Ryan Molina was born in 2005 in Pahrump, NV. At eight months old, he was diagnosed with asthma. It broke his mother Carmen’s heart when his asthma would flair up because he was still so young. Ryan loved to play, dance and sing. He was always happy. When he smiled his nose would crinkle and turn to one side. He loved nature so much that he would say his favorite days were spent hiking with his family. He loved helping his dad with the chickens, watering the garden and working hard around their house. Ryan enjoyed going to school. All of his kindergarten classmates adored him. As the years went by, his asthma got worse and he would spend several days every month in the hospital waiting for his breathing to return to normal. On Monday, April 2, 2012, Ryan had a severe asthma attack and was kept on life support for a week. His parents spent this time praying and hoping that this was just a bad dream. They didn’t want to believe he was gone. They were told, “There's nothing else we can do to save him.” On April 6, 2012, Carlos and Carmen decided to donate Ryan’s organs. He gave the gift of life to many, including a one-year old in Washington State with only days to live (who received his heart). A 12-year-old boy in California received Ryan's liver, kidneys, pancreas and intestine. Because of their courageous decision to donate, Ryan's legacy lives on through the lives he saved.
19-year-old Angel Velasquez was a Captain in the Metro Police Explorer Program and tragically lost his life after a hit and run accident in August of 2013. His donated tissues enhanced the lives of more than 30 people. Just a year later, the Velasquez family experienced another tragic loss when Angel’s older sister, Jackie, a 22-year-old Army veteran lost her battle with cancer. Jackie’s corneas provided the gift of sight to two people.
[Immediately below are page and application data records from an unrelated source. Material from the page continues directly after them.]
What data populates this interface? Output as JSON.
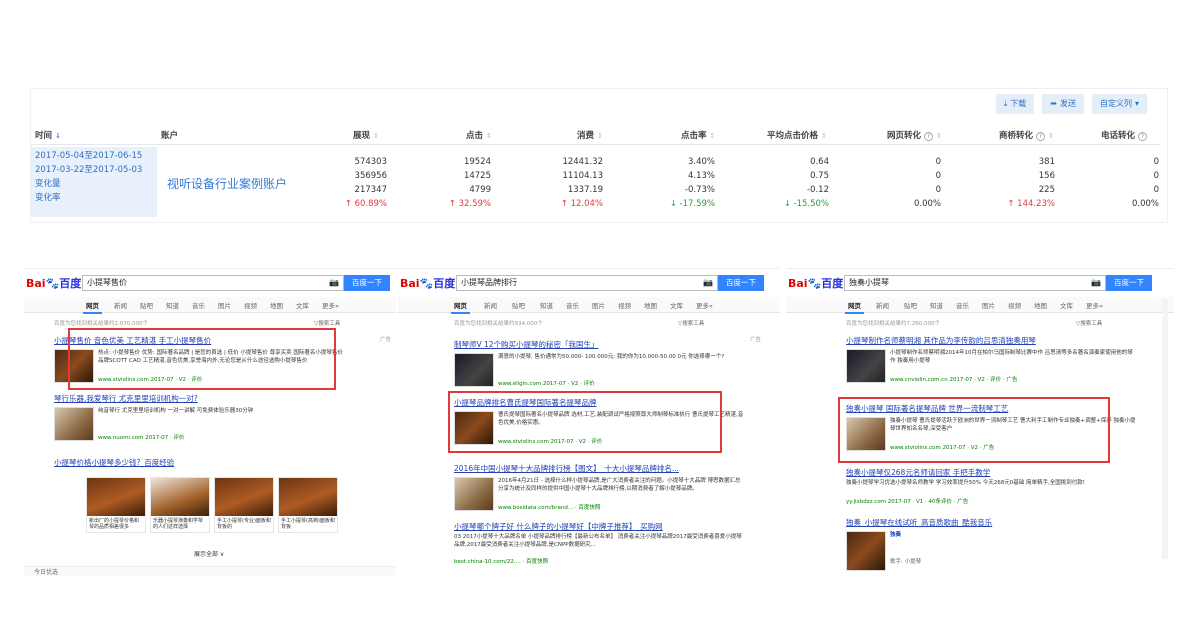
{
  "report": {
    "toolbar": [
      {
        "icon": "download-icon",
        "label": "下载"
      },
      {
        "icon": "send-icon",
        "label": "发送"
      },
      {
        "icon": "chevron-down-icon",
        "label": "自定义列"
      }
    ],
    "columns": {
      "time": "时间",
      "account": "账户",
      "impressions": "展现",
      "clicks": "点击",
      "cost": "消费",
      "ctr": "点击率",
      "avg_cpc": "平均点击价格",
      "web_conv": "网页转化",
      "bridge_conv": "商桥转化",
      "phone_conv": "电话转化"
    },
    "rows_labels": [
      "2017-05-04至2017-06-15",
      "2017-03-22至2017-05-03",
      "变化量",
      "变化率"
    ],
    "account_name": "视听设备行业案例账户",
    "values": {
      "impressions": [
        "574303",
        "356956",
        "217347",
        "↑ 60.89%"
      ],
      "clicks": [
        "19524",
        "14725",
        "4799",
        "↑ 32.59%"
      ],
      "cost": [
        "12441.32",
        "11104.13",
        "1337.19",
        "↑ 12.04%"
      ],
      "ctr": [
        "3.40%",
        "4.13%",
        "-0.73%",
        "↓ -17.59%"
      ],
      "avg_cpc": [
        "0.64",
        "0.75",
        "-0.12",
        "↓ -15.50%"
      ],
      "web_conv": [
        "0",
        "0",
        "0",
        "0.00%"
      ],
      "bridge_conv": [
        "381",
        "156",
        "225",
        "↑ 144.23%"
      ],
      "phone_conv": [
        "0",
        "0",
        "0",
        "0.00%"
      ]
    }
  },
  "baidu": {
    "logo": {
      "bai": "Bai",
      "paw": "du",
      "cn": "百度"
    },
    "button": "百度一下",
    "tabs": [
      "网页",
      "新闻",
      "贴吧",
      "知道",
      "音乐",
      "图片",
      "视频",
      "地图",
      "文库",
      "更多»"
    ],
    "tools": "▽搜索工具",
    "ad": "广告",
    "panels": [
      {
        "query": "小提琴售价",
        "stats": "百度为您找到相关结果约2,070,000个",
        "results": [
          {
            "title": "小提琴售价 音色优美 工艺精湛 手工小提琴售价",
            "text": "热点: 小提琴售价 优势: 国际著名品牌 | 是您的首选 | 低价 小提琴售价 尊享买卖 国际著名小提琴售价品牌SCOTT CAO 工艺精湛,音色优美,享誉海内外,无论您是从什么途径选购小提琴售价",
            "url": "www.stviolins.com 2017-07 · V2 · 评价"
          },
          {
            "title": "琴行乐器,我爱琴行 尤克里里培训机构一对?",
            "text": "纯音琴行 尤克里里培训机构 一对一讲解 可免费体验乐器30分钟",
            "url": "www.nuomi.com 2017-07 · 评价"
          },
          {
            "title": "小提琴价格小提琴多少钱?_百度经验",
            "text": "",
            "url": ""
          }
        ],
        "images": [
          "新出厂的小提琴价格和琴的品质相差很多",
          "乐器小提琴演奏和学琴的人们这样选择",
          "手工小提琴(专业)面板和背板的",
          "手工小提琴(高档)面板和背板"
        ],
        "more": "展示全部 ∨",
        "footer": "今日优选"
      },
      {
        "query": "小提琴品牌排行",
        "stats": "百度为您找到相关结果约934,000个",
        "results": [
          {
            "title": "制琴师V 12个购买小提琴的秘密「我国生」",
            "text": "满意的小提琴, 售价通常为50.000- 100.000元; 我的你为10.000-50.00 0元 你选择哪一个?",
            "url": "www.eligin.com 2017-07 · V2 · 评价"
          },
          {
            "title": "小提琴品牌排名曹氏提琴国际著名提琴品牌",
            "text": "曹氏提琴国际著名小提琴品牌 选材,工艺,装配调试严格按照尊大师制琴标准执行 曹氏提琴工艺精湛,音色优美,价格实惠。",
            "url": "www.stviolins.com 2017-07 · V2 · 评价"
          },
          {
            "title": "2016年中国小提琴十大品牌排行榜【图文】_十大小提琴品牌排名...",
            "text": "2016年4月21日 - 选择什么样小提琴品牌,是广大消费者关注的问题。小提琴十大品牌 博思数据汇总分享为统计及同样的提供中国小提琴十大品牌排行榜,以期消费者了解小提琴品牌。",
            "url": "www.bosidata.com/brand... · 百度快照"
          },
          {
            "title": "小提琴哪个牌子好 什么牌子的小提琴好【中牌子推荐】_买购网",
            "text": "03 2017小提琴十大品牌名单 小提琴品牌排行榜【最新公布名单】 消费者关注小提琴品牌2017最受消费者喜爱小提琴品牌,2017最受消费者关注小提琴品牌,是CNPP数据研究...",
            "url": "best.china-10.com/22.... · 百度快照"
          }
        ],
        "footer": ""
      },
      {
        "query": "独奏小提琴",
        "stats": "百度为您找到相关结果约7,260,000个",
        "results": [
          {
            "title": "小提琴制作名师蔡明湘 其作品为李传韵的吕思清独奏用琴",
            "text": "小提琴制作名师蔡明湘2014年10月在帕尔马国际制琴比赛中作 吕思清等多名著名演奏家使用他的琴作 独奏用小提琴",
            "url": "www.cnviolin.com.cn 2017-07 · V2 · 评价 · 广告"
          },
          {
            "title": "独奏小提琴 国际著名提琴品牌 世界一流制琴工艺",
            "text": "独奏小提琴 曹氏提琴活跃于欧洲的世界一流制琴工艺 曹大利手工制作专业独奏+调整+保养 独奏小提琴世界知名名琴,深受客户",
            "url": "www.stviolins.com 2017-07 · V2 · 广告"
          },
          {
            "title": "独奏小提琴仅268元名师请回家 手把手教学",
            "text": "独奏小提琴学习优选小提琴名师教学 学习效率提升50% 今天268元0基础 简单精手,全国挑到付款!",
            "url": "yy.jixbdzz.com 2017-07 · V1 · 40条评价 · 广告"
          },
          {
            "title": "独奏_小提琴在线试听_高音质歌曲_酷我音乐",
            "text": "独奏",
            "url": "歌手: 小提琴"
          }
        ],
        "footer": ""
      }
    ]
  },
  "colors": {
    "accent": "#3385ff",
    "red_box": "#e4393c",
    "up": "#e4393c",
    "down": "#2e9d3a",
    "date_bg": "#e8f0fb"
  }
}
Angel and Jackie’s mother, Marivel, continues to share her children’s stories to ensure others know their legacies live on through the gifts they gave to others.
Natalia Castellani, my wife of ten years lost her heroic four year battle with cancer in August of 2021 at the age of 42. Her calm demeanor, strength and kindness towards everyone that surrounded her will be an inspiration to all who knew her. Natalia was an English teacher then homemaker who married her husband after immigrating to the United States from Russia. She had a unique ability to see beauty in the world around her. Her smile brought joy to so many who were lucky enough to cross her path. Her loss will be irreplaceable in our lives, but through the donation of her corneas her kindness will live on, giving sight to someone and changing their life for the better.